RevenueShares Investor Services launched the RevenueShares Navellier Overall A-100 Fund (RWV) on the New York Stock Exchange ARCA. Less than a year old, RevenueShares is the most recent entrant in the ETF space for Fundamental Indexing. Proponents of the concept of fundamental indexing believe indexes based on fundamental metrics produce better returns than indexes based on market capitalization, such as the S&P 500. In a dig at WisdomTree, the fundamental house that builds indexes based on dividends, Sean O’Hara, president of RevenueShares, tells ETF Trends, while dividends can be adjusted, revenues are the one variable that can’t be fudged. Well, they can’t be fudged unless the company decides to do a little technique called stuffing the channel. In channel stuffing a company books sales from the future in the current quarter. But, that’s highly frowned upon, so it doesn’t happen much, so I won’t dwell on it.
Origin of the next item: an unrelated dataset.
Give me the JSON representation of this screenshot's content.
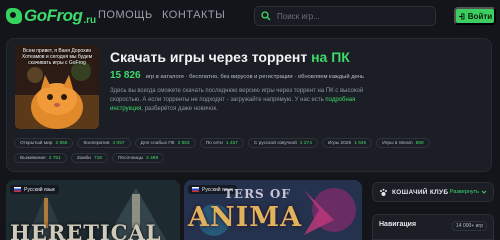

Anyway, they take that revenues-based index and mix it with a quantitative methodology from Navellier’s firm Navellier & Associates. The strategy seeks to beat the benchmark indexes with what they call alpha generating growth strategies. Alpha is that bit of return that a manager’s skill adds to the fund’s returns. ETF Trends says “The fund is constructed using an 8-factor model to give stocks a letter grade. From there, the top 100 A-rated stocks are included and ranked by revenue annually on Sept. 1, and rebalanced on the first day of each calendar quarter.”

Also on Friday, BGI launched two new ETFs on the Nasdaq Stock Market.

iShares S&P/Citigroup International Treasury Fund (IGOV)
iShares S&P/Citigroup 1-3 Year International Treasury Bond Fund (ISHG)

They both charge and expense ratio of 0.35%. These are the first two iShares ETFs to list on NASDAQ in 2009, compared to eight listings in 2008 and five in 2007. Nasdaq says it’s the most liquid U.S. market for ETFs, capturing 34.8% of all U.S. ETF volume in December.

ETFguide says with only four broadly diversified international bond ETFs (including these two) and one emerging markets bond ETF these are the least populated areas in the U.S. ETF market. With 8.22 years as the average weighted maturity for the bonds, IGOV is the long-term option. ETFguide breaks down IGOV three largest country allocations: Japan (24.95%), Germany (9.28%), and Italy (8.74%). The bonds in the short-term ISHG have an average weighted maturity of 1.87 years and with the largest country allocations in Japan (24.95%), Germany (10.95%), and Italy (7.99%).